*PROMPT*
Read the lines of the data below and retrieve those with "value".

*PROVIDED ENTRIES*
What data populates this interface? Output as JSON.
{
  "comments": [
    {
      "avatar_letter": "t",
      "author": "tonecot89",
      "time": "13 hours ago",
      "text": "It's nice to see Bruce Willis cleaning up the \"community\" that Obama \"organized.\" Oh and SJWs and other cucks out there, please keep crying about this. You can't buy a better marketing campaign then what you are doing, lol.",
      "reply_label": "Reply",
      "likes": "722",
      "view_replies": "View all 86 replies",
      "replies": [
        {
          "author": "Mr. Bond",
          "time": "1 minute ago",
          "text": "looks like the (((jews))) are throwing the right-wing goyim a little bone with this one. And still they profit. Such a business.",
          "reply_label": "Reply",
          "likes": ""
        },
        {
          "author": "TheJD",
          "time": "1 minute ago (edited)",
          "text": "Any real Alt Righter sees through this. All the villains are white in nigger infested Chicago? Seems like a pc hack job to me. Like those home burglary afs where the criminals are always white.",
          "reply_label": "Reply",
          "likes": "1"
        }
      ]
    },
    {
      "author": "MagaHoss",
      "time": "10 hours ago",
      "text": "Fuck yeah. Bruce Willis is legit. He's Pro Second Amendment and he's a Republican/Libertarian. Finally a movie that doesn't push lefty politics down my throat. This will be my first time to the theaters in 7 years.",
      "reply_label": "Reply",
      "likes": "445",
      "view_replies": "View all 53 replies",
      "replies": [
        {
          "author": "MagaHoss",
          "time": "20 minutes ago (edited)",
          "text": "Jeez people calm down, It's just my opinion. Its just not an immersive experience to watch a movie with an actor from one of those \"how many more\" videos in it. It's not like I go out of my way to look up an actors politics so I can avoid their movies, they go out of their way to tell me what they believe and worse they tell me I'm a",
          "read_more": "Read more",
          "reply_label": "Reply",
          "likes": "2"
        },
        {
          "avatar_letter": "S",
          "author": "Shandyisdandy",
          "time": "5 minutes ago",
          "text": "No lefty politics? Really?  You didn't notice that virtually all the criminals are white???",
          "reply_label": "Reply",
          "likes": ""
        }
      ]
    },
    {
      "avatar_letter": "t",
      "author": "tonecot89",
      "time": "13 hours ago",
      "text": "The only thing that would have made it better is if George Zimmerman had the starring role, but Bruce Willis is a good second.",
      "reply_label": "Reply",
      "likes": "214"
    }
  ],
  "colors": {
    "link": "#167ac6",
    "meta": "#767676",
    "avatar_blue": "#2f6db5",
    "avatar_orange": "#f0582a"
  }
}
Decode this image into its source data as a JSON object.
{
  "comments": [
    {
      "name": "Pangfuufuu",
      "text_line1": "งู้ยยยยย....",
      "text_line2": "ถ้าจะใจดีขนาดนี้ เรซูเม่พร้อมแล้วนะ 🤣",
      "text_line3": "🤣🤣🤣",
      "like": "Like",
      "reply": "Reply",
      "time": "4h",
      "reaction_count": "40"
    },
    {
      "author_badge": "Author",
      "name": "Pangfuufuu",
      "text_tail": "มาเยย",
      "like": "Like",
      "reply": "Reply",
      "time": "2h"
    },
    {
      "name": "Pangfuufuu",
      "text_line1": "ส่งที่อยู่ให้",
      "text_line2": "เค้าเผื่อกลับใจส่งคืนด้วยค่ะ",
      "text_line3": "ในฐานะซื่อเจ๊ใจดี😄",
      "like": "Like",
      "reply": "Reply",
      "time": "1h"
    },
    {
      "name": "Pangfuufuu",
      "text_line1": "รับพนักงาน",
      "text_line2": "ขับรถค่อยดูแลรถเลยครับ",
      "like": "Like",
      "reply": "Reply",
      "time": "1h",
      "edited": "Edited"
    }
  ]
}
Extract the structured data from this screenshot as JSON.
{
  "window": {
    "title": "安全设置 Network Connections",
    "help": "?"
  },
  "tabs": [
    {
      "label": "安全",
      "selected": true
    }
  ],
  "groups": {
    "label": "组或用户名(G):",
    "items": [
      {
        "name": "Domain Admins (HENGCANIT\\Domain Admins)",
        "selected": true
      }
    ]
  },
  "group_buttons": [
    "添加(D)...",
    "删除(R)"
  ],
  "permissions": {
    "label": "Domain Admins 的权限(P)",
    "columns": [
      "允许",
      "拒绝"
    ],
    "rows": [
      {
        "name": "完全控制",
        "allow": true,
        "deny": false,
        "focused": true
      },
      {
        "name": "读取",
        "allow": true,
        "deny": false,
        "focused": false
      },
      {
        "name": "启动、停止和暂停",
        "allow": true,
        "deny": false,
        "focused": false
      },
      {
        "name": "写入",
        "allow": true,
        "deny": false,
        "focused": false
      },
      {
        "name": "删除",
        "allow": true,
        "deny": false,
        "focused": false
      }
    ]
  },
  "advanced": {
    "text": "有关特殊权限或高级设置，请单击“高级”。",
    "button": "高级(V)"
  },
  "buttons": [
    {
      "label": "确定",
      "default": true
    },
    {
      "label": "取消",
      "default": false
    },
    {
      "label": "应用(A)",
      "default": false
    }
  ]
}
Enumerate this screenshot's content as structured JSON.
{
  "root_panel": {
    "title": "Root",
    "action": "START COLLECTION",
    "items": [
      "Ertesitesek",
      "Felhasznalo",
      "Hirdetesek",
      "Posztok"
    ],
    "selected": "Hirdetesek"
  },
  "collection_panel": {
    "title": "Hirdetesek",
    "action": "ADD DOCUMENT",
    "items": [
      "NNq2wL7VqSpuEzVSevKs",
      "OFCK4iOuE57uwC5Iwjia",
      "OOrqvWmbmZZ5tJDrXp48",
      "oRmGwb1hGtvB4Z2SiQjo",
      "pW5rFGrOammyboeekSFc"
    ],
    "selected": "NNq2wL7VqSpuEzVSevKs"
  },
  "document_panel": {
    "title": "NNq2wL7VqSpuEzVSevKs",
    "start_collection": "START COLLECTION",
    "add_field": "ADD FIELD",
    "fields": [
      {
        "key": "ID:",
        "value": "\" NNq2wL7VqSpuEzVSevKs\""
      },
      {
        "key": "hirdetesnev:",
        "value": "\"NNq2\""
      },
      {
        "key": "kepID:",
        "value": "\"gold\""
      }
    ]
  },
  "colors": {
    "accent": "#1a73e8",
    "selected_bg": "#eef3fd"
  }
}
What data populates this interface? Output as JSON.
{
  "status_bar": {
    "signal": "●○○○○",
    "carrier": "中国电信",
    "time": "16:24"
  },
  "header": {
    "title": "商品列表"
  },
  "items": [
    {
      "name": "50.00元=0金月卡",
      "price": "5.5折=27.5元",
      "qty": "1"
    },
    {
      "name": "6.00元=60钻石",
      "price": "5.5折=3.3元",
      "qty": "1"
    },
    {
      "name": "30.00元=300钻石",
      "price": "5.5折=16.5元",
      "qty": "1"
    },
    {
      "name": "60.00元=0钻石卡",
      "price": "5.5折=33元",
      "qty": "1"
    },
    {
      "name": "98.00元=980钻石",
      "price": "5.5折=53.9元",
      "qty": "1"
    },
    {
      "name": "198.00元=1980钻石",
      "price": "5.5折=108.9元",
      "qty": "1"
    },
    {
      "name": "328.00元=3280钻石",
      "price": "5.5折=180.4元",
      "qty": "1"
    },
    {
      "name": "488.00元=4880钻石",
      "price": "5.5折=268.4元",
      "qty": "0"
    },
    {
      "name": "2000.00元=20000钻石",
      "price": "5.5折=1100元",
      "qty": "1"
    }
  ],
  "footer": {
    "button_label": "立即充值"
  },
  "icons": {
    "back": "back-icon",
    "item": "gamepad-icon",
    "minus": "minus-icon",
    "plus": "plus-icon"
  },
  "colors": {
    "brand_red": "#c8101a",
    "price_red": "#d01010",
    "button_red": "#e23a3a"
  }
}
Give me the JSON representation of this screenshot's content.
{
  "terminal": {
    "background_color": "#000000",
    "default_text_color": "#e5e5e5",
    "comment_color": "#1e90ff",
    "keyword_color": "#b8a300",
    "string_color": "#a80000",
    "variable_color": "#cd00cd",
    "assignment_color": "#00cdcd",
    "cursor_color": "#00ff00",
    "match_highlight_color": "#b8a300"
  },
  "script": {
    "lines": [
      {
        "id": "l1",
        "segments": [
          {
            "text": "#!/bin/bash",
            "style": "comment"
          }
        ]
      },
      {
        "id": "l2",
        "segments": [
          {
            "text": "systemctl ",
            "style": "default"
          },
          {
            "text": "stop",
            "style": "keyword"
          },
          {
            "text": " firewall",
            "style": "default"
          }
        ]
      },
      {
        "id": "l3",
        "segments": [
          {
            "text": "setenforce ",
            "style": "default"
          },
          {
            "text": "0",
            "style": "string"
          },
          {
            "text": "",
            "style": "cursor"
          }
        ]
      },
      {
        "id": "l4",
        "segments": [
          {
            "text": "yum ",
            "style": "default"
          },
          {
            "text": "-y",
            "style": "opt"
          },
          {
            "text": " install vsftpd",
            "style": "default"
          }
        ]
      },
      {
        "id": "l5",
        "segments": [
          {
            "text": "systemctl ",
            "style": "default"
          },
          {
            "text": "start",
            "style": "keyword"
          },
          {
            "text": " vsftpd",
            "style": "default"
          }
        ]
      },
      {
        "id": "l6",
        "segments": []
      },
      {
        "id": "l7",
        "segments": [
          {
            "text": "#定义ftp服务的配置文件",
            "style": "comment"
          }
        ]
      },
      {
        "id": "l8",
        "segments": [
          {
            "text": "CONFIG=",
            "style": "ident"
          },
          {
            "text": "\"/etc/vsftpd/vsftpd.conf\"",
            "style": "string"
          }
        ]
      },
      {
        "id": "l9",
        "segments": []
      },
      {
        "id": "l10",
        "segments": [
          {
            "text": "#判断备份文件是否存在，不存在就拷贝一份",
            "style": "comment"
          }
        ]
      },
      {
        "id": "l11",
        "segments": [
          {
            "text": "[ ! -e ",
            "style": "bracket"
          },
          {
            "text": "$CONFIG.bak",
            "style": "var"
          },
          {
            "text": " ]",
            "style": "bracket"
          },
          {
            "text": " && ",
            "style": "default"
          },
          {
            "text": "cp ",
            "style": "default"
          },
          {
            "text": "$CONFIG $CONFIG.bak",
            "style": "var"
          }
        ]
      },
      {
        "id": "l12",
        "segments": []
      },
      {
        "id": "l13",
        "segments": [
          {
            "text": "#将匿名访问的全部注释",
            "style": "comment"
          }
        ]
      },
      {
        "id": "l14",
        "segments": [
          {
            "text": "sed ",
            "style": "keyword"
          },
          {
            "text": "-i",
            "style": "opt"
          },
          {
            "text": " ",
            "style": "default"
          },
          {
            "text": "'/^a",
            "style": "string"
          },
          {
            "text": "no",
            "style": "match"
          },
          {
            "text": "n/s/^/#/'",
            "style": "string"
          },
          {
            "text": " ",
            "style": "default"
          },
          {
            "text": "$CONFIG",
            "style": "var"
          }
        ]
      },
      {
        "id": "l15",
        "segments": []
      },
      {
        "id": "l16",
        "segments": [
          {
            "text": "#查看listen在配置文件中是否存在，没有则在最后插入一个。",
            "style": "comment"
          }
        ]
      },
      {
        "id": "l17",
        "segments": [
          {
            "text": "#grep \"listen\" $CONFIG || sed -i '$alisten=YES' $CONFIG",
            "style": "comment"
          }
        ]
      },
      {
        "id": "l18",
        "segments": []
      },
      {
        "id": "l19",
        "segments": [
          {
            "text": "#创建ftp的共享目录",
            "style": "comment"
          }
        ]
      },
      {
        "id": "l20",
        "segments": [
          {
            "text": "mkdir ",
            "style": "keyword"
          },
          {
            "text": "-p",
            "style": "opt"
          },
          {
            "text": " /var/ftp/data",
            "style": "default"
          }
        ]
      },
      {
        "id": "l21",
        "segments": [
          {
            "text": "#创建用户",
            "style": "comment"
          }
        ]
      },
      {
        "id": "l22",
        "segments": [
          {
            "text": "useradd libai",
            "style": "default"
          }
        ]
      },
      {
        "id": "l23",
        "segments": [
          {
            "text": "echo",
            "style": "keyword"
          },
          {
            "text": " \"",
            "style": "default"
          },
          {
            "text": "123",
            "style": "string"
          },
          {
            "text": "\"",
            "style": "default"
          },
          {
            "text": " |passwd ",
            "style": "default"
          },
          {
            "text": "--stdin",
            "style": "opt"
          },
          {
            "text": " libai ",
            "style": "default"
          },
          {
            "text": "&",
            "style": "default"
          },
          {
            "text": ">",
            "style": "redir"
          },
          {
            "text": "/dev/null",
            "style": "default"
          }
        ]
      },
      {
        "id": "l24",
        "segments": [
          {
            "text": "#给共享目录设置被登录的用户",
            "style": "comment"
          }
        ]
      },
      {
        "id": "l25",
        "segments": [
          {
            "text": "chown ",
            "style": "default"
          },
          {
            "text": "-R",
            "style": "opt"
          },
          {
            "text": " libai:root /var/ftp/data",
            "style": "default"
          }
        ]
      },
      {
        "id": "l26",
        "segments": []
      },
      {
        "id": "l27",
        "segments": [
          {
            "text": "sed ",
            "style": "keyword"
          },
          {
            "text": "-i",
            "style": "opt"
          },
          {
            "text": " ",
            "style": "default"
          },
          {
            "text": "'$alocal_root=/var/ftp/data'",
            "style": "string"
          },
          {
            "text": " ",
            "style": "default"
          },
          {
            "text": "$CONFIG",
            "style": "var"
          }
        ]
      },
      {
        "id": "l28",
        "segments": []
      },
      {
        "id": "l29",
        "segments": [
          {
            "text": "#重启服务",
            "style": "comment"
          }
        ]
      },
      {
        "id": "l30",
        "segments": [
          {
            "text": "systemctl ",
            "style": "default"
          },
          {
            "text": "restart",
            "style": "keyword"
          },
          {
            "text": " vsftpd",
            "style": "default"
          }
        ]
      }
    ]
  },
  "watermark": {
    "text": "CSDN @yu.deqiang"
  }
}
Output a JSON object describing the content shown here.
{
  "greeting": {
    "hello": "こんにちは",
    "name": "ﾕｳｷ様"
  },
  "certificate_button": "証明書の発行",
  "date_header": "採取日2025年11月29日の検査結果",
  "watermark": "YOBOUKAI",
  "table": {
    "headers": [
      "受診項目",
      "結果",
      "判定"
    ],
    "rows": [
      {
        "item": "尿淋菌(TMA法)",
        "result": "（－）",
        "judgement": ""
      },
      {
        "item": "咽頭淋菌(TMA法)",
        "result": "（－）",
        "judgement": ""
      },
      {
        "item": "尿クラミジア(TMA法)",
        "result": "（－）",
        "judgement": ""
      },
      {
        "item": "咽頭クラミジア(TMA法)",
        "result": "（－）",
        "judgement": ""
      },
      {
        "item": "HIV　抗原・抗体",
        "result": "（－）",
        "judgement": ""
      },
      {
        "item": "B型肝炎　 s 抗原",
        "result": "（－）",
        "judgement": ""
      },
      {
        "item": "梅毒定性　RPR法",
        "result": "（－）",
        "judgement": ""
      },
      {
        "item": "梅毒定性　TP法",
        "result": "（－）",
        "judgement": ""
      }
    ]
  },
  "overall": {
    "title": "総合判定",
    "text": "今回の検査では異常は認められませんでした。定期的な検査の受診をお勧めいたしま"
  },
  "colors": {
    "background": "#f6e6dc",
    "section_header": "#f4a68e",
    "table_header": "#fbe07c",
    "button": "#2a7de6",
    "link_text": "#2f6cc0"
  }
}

*WRITTEN ANSWER*
        "value": "\" NNq2wL7VqSpuEzVSevKs\""
        "value": "\"NNq2\""
        "value": "\"gold\""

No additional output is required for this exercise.